UMN joins national network focused on improving STEM faculty diversity

The University is one of 19 other schools to recently join the IChange Network.

Abbey Machtig

The University of Minnesota will be performing a self-assessment and a series of policy changes to improve faculty diversity in STEM as a part of a three-year national initiative.

The University recently joined the IChange Network, which focuses on retention, hiring and recruitment of faculty in underrepresented groups in science, technology, engineering and math.

Nationally, this network consists of more than 50 institutions. The University is one of 19, including four Big Ten colleges, to enter at the end of October. The network is an initiative of the Aspire Alliance, a collaboration between the Association of Public and Land-Grant Universities (APLU) and the Center for the Integration of Research, Teaching and Learning at the University of Wisconsin-Madison.

Although the University has several other initiatives aimed at improving diversity within STEM fields, this support network will likely help to address practices that have not been considered before, said Keisha Varma, associate vice provost of the Office of Equity and Diversity.

“Being a part of this network is really focused on that assessment piece. We’ll spend the whole year doing an assessment, which is amazing,” Varma said. “From looking at some of the questions and things that we have to respond to, there’s going to be things that we haven’t even thought about that we’re doing. And now we’re gonna have a way to document that.”

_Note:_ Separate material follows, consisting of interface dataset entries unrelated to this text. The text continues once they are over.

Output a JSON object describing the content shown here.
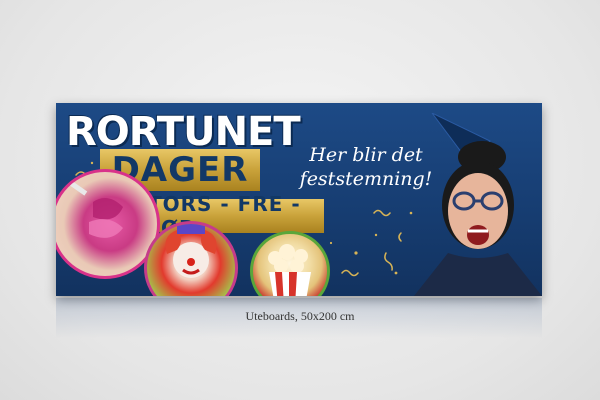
{
  "banner": {
    "brand": "RORTUNET",
    "title": "DAGER",
    "days": "TORS - FRE - LØR",
    "slogan_line1": "Her blir det",
    "slogan_line2": "feststemning!"
  },
  "caption": "Uteboards, 50x200 cm",
  "colors": {
    "banner_blue": "#1d4a86",
    "gold": "#c9a23a",
    "text_navy": "#123866",
    "accent_pink": "#d8328a"
  }
}
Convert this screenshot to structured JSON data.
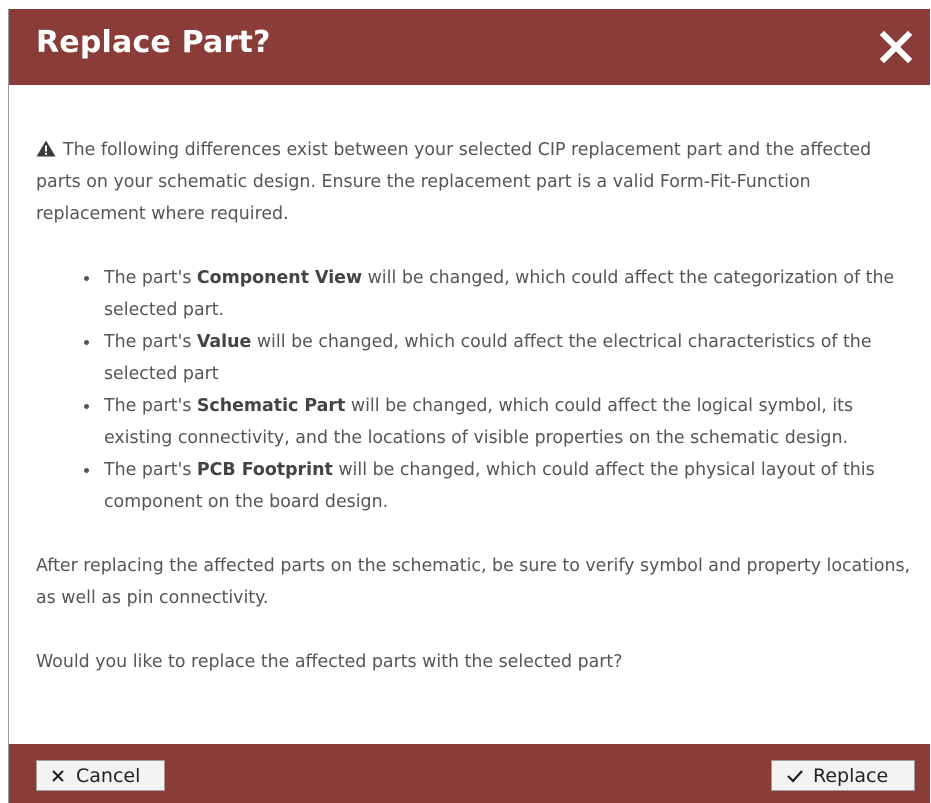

Comparing faculty diversity to the diversity of the student population shows there is more work to be done, said Michael White, associate dean for academic programs and faculty affairs in the College of Food, Agricultural and Natural Resource Sciences.

“Potentially institutionally, and I don’t mean just at the University but I mean across essentially the whole country, there’s racism that is inherent in things that we don’t even understand that it’s there,” White said.

Improving representation among STEM faculty will also impact students studying in those areas, he said.

“We’ve been working for years to make sure that our faculty look like the students that are coming into the University of Minnesota. That is helpful when students see professors, faculty, that look like them or come from similar backgrounds,” White said.

John Ward, professor and associate dean for undergraduate education in the College of Biological Sciences echoed these thoughts.

“This is important for students because when they see themselves represented in the faculty, they know that they can also be successful in science,” Ward said in an email to the Minnesota Daily.

The University has yet to begin work with the network since its announcement in late October, Varma said. The University will receive guidance from national experts and the APLU as they complete the three-year process.

The University will begin by completing a one-year self-assessment. This will involve compiling a team of stakeholders and leaders from around the University to complete an audit of the policies and practices relating to faculty hiring, recruitment and retention.

“We also ask institutions to look at the last five years of data on faculty hiring, promotion, and retention so that they can better understand where their current policies and practices (or lack thereof) may be impacting outcomes for their faculty,” said Jessica Bennett, assistant director of STEM education at APLU, in an email to the Minnesota Daily.

The group of stakeholders involved in the self-assessment process will likely consist of senior administrators and faculty members, said Rebecca Ropers, vice provost for faculty and academic affairs.

Following the completion of the self-assessment, the University will begin to carry out several action steps. These actions potentially include changing tenure and promotion policies, application processes and relationships with other institutions to improve faculty diversity.

Leaders are prepared to take strategic and specific actions in order to address faculty diversity, Varma said.

“I know that we are a data-rich institution; we have so much data. But I don’t think that we always connect the dots in terms of paying attention to what the data is telling us and in translating that into meaningful action,” Ropers said. “I think that this is a unique and high-potential model for moving us forward.”